Exercise materials:
──────────────────────────────

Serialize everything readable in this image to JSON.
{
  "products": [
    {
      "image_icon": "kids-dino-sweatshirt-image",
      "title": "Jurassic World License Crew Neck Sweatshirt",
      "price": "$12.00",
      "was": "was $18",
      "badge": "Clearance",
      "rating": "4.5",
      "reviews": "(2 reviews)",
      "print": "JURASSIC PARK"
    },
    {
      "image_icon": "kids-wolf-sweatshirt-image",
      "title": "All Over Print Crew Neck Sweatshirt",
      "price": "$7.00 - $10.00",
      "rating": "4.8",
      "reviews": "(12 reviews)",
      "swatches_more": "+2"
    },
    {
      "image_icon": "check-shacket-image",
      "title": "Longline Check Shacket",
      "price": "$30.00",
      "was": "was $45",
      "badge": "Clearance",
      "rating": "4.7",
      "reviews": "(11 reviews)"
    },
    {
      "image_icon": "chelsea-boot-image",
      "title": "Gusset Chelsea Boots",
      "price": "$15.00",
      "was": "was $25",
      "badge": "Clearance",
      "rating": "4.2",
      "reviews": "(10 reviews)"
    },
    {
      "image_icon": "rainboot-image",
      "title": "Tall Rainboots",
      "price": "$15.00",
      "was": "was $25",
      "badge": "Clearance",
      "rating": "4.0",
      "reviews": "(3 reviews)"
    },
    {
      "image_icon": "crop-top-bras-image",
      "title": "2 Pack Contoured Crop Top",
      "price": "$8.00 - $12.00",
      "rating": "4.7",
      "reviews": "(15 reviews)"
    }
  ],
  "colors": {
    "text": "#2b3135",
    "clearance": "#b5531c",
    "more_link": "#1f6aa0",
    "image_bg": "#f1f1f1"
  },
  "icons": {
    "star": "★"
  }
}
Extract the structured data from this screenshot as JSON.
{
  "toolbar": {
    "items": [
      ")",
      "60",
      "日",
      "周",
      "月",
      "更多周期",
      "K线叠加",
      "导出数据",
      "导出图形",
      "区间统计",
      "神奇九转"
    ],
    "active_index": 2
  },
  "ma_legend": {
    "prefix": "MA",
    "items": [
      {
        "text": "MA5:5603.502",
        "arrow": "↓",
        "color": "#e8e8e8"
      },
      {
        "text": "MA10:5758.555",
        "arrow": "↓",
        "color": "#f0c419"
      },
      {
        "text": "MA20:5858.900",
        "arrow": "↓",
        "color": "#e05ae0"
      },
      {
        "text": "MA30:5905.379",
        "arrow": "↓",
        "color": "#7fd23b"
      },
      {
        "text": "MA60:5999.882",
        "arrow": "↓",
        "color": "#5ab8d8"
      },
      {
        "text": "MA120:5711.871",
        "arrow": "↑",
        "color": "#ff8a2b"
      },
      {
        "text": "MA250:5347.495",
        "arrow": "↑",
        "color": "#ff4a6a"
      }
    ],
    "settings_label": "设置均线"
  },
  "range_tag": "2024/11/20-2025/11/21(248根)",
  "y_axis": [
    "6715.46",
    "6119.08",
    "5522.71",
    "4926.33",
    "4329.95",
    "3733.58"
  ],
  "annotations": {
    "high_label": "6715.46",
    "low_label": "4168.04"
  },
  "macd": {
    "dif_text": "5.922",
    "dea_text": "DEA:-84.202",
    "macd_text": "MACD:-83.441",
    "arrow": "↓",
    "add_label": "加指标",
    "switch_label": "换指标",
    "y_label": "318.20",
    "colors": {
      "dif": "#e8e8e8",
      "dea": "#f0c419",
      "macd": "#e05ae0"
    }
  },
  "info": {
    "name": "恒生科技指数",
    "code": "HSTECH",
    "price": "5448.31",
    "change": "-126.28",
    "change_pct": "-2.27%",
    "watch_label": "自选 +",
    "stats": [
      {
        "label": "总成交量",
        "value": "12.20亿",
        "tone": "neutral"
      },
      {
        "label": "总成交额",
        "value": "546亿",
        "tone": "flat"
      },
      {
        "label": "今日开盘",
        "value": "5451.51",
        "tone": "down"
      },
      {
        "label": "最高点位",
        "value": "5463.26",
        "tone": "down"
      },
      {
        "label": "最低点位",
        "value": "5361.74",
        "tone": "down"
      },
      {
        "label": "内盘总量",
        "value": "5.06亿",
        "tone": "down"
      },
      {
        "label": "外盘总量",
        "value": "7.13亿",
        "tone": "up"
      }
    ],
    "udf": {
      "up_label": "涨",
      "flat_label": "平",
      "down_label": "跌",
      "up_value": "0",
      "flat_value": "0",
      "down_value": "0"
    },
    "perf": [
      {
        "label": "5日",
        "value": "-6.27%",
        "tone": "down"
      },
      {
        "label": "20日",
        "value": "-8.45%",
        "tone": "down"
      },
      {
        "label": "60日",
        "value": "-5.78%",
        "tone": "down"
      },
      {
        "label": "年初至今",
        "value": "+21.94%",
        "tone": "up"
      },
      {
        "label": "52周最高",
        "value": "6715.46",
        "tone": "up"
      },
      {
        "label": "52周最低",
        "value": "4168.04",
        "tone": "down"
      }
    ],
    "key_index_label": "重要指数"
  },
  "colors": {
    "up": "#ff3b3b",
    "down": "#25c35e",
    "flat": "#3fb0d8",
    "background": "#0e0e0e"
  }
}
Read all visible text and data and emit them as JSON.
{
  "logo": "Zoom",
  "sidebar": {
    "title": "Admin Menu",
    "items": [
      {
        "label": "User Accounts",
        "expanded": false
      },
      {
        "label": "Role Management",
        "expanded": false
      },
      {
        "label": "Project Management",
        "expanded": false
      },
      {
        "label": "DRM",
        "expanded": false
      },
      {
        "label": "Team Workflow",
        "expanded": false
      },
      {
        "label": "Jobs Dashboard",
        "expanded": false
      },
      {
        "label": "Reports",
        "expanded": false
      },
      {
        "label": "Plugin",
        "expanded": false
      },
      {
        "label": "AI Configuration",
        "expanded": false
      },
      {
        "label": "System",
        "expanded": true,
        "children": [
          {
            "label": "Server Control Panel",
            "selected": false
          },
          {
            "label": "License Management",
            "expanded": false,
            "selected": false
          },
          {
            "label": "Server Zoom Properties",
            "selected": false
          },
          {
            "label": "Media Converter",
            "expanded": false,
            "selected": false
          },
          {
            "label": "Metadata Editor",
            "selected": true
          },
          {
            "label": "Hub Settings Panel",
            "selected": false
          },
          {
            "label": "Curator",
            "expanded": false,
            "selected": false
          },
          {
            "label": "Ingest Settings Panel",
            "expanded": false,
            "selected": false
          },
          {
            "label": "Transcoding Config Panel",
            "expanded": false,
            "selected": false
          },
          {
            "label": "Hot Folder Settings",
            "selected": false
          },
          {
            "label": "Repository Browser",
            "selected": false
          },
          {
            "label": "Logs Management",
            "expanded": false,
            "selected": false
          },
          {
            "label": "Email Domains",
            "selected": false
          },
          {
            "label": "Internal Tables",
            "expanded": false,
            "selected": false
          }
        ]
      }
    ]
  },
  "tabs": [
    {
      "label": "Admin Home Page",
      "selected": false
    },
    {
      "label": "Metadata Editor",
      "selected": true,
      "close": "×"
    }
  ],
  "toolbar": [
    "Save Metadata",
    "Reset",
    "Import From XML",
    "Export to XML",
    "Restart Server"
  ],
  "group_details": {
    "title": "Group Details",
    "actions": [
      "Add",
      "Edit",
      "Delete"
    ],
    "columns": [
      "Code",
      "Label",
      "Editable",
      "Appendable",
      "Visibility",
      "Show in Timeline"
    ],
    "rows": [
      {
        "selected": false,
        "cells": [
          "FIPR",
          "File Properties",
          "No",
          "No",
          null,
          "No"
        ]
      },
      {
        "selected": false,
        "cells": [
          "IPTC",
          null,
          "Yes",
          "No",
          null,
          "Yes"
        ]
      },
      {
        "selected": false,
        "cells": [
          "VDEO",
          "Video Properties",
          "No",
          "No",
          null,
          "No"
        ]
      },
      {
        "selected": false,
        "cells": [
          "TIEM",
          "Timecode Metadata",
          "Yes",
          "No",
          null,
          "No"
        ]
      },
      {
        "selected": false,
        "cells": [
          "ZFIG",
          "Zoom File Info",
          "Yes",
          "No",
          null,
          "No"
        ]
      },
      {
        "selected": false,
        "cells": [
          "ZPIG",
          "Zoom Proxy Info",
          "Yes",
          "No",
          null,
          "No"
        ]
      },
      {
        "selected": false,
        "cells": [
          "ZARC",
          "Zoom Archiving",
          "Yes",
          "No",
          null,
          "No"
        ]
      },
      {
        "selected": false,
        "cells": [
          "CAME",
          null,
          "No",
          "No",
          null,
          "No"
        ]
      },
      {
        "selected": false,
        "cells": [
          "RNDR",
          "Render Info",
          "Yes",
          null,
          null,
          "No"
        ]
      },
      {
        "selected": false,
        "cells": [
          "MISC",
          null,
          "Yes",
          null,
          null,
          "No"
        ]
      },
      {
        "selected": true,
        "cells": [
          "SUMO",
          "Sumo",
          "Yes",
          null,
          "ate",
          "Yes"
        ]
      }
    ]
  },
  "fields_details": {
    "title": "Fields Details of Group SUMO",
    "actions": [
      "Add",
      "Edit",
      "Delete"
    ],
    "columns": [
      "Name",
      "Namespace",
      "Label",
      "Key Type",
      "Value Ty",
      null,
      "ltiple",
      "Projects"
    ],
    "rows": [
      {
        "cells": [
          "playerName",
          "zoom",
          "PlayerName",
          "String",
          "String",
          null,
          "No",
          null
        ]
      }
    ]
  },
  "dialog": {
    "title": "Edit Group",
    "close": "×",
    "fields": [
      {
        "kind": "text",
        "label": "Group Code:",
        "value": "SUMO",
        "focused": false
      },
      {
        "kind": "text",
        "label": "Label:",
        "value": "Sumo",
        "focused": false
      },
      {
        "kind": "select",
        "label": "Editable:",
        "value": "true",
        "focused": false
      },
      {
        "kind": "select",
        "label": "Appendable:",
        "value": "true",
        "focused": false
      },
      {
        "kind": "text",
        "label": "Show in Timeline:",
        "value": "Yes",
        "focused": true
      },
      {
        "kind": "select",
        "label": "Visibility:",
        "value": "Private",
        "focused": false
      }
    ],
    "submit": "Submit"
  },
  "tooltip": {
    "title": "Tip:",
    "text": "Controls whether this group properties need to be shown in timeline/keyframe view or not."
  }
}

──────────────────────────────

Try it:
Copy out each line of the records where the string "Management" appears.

Task solution:
        "label": "Role Management",
        "label": "Project Management",
            "label": "License Management",
            "label": "Logs Management",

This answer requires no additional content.